The Natural History of Ghosts: 500 Years of Hunting for Proof (Roger Clarke)
The Sunday Times review grab on the cover tells us that this book is “beautifully written, lithe, complicated and hugely rewarding”. “Beautifully written”. Two words that send a shiver down the spine. “Lithe, complicated and hugely rewarding”. Promises, promises. Unfortunately, the book is lithe and complicated in that there is no readily discernible structure to the context. “A Natural History” will only be hugely rewarding to those who wish to read or reread a telling of famous ghost stories – The Angel Warriors of Mons*, the Bell Witch case (although this one is disappointingly glossed over), the Cock Lane ghost and so on. I had hoped to learn more of the scientific theories of what ghosts are, or why we see them. The book starts well with a taxonomy of ghosts and is at its best when touching on ghost-explaining theories including ESP, quantum entanglement (utterly incomprehensible), cytoskeletal shadows and electrical forces. (interestingly enough, no “I see dead people” stuff here). Intriguing questions are asked – why do ghosts wear clothing? (This is answered by the ghost who told Lord Auerbach that she was “‘ a ball of energy’ without form projecting her appearance onto the minds of those looking at her”.). I was surprised to learn that ghosts used to be. seen at least as often in the day as at night, and once upon a time the ghost you saw was unlikely to be someone known to you . It is also of use to know that ghosts could be trying to communicate with you via your computer spellchecker (must be intolerant American ghosts then). Overall, a book which enthusiasts and adolescents will marvel at, but not the rest of us.

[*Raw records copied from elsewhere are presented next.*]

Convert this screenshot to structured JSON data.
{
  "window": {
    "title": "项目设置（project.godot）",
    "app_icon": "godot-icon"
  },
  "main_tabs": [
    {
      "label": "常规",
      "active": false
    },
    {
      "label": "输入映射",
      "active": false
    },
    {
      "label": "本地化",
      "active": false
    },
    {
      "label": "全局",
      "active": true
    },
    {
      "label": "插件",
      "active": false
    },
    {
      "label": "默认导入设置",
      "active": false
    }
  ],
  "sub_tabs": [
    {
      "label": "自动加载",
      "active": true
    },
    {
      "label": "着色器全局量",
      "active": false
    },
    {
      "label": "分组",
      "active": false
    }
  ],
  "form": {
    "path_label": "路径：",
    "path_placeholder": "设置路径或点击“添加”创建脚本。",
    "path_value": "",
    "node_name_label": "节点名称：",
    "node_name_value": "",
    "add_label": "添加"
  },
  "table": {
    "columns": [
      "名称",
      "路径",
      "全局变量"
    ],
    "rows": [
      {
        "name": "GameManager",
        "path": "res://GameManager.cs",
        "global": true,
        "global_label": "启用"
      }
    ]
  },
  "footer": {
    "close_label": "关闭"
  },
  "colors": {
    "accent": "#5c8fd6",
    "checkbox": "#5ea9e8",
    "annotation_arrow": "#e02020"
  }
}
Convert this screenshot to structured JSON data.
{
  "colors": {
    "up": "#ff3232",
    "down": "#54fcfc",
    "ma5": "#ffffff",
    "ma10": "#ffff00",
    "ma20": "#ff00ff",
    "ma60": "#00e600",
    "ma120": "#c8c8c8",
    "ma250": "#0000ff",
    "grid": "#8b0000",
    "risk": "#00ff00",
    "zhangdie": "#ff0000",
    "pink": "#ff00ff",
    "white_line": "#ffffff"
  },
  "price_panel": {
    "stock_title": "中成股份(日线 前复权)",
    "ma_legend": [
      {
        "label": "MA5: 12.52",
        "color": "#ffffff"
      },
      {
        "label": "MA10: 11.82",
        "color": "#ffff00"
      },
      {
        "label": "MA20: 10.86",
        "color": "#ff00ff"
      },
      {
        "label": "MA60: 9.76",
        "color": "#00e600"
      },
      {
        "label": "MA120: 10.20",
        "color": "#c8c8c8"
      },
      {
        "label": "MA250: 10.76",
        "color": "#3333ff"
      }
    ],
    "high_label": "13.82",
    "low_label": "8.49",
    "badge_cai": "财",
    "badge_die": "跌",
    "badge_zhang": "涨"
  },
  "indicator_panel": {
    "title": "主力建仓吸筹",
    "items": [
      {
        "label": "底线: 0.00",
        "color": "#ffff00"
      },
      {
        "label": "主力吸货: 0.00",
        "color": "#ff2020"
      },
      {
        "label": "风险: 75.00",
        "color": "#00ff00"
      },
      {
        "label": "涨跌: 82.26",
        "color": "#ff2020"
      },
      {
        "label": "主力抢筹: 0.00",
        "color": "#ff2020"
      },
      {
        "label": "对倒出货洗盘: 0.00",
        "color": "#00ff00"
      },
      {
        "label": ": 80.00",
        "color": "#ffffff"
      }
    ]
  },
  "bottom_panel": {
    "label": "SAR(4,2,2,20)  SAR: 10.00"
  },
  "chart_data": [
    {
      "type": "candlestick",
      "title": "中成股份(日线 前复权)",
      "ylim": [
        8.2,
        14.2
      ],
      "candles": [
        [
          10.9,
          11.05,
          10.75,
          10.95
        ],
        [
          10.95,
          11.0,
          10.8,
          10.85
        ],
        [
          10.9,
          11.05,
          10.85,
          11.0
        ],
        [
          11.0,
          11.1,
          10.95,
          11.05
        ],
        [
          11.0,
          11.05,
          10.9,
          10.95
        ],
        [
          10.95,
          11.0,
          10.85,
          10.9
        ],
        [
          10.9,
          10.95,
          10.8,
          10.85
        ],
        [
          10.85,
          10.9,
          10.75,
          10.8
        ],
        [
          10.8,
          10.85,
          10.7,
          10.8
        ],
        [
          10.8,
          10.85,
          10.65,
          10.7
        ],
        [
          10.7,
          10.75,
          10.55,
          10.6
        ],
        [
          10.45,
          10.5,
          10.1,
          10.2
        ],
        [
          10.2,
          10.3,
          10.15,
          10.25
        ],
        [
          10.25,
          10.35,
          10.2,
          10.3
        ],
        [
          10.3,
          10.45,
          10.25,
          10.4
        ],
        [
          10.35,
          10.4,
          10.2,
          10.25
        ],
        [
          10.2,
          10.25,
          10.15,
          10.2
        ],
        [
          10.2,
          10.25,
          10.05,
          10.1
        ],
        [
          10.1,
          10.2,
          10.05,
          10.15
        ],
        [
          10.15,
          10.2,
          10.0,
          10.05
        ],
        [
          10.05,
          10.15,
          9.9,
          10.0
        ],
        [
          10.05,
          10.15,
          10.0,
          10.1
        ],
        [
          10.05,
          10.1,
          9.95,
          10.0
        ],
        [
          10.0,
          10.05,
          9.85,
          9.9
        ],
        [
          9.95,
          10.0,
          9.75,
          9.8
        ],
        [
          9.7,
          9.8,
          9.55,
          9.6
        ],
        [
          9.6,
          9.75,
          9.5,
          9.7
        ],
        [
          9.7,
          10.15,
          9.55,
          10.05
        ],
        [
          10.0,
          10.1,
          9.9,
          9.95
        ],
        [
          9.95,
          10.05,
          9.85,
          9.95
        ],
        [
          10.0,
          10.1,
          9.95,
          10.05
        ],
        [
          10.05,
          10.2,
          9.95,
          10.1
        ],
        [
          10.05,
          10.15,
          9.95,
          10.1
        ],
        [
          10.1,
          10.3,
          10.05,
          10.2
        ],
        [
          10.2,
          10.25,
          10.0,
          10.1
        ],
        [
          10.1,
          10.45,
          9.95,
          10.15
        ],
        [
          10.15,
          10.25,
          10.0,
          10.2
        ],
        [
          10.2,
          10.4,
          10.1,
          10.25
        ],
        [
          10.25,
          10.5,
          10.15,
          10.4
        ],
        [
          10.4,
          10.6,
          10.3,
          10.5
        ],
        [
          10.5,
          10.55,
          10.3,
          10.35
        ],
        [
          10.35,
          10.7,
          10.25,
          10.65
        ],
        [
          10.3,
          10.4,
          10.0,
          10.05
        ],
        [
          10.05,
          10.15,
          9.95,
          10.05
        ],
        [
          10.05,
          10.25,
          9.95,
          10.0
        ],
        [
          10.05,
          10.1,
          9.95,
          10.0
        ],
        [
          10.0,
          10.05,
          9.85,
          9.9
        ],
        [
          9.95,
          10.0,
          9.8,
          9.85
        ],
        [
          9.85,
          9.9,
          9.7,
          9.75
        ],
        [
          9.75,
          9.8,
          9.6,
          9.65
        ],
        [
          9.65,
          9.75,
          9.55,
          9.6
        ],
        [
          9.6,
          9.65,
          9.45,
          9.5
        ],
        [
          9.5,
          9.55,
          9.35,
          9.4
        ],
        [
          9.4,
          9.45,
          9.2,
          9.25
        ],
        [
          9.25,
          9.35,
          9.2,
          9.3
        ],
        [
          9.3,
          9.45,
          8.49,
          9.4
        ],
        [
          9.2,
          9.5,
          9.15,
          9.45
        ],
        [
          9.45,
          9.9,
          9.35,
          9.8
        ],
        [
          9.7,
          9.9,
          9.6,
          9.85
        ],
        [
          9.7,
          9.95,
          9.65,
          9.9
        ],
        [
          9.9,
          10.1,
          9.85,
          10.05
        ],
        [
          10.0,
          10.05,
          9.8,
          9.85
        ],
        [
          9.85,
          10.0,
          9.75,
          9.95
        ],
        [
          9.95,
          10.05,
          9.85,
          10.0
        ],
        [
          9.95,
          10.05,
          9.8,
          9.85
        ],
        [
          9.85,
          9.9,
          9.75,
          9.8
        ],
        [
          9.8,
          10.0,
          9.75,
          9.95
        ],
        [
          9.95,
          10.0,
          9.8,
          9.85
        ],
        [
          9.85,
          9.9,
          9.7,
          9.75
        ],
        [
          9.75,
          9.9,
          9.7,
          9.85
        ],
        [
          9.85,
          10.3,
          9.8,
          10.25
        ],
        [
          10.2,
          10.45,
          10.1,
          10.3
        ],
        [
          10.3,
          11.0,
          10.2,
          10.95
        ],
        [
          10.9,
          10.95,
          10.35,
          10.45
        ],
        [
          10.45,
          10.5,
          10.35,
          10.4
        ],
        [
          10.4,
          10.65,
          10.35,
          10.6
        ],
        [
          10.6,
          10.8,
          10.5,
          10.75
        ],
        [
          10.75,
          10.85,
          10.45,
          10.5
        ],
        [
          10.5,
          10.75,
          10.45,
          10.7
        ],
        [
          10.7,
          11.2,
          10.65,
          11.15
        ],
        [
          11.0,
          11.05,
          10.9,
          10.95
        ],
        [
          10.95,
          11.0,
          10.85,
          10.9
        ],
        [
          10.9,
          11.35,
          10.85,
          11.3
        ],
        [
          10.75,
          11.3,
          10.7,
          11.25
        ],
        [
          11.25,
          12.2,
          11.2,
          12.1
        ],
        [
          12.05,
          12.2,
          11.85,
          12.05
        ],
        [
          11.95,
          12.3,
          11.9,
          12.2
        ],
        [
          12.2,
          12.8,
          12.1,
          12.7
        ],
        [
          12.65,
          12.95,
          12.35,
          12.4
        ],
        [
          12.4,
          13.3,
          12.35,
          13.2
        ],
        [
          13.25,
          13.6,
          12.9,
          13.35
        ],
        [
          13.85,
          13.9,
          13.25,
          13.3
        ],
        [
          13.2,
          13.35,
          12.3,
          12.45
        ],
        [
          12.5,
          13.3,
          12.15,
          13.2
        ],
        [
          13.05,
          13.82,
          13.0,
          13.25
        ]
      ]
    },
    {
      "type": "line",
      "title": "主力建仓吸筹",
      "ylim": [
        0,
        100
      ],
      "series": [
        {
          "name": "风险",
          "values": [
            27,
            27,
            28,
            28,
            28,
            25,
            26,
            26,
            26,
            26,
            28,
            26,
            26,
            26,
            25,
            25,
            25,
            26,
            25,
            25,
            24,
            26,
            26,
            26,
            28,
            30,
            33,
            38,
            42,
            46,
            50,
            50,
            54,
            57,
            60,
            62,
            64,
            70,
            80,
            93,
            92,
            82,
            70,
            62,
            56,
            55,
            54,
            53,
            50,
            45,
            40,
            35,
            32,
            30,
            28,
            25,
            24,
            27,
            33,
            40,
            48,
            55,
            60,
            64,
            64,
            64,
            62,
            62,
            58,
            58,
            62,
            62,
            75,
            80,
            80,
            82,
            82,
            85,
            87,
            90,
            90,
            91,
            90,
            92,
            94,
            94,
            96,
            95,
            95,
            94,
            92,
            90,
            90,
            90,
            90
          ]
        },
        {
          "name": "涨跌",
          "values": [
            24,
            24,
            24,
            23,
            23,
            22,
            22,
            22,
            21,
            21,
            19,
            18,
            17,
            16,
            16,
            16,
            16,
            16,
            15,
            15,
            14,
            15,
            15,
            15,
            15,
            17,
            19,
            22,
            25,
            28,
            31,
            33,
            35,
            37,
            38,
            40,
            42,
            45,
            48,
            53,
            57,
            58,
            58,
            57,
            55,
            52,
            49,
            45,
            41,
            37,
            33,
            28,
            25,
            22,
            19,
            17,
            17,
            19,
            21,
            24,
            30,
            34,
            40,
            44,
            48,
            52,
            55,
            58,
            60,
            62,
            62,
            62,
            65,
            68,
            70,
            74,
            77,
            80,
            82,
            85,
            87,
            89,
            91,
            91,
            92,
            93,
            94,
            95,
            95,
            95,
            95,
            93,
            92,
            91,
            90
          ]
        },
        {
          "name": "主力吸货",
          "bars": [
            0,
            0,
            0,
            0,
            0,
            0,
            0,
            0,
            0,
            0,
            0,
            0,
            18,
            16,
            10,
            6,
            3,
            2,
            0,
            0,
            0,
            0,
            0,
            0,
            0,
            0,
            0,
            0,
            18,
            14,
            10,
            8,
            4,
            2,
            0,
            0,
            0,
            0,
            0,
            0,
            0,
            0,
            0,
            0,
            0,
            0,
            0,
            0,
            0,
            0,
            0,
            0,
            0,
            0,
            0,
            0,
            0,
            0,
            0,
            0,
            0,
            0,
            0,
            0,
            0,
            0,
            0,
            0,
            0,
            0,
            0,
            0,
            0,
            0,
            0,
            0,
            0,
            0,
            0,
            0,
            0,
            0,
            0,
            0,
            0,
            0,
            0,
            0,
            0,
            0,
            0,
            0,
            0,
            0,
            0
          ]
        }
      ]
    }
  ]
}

*On this disturbing tale of social media memes before social media, TVC recommends the excellent, “The Angel of Mons” by David Clarke.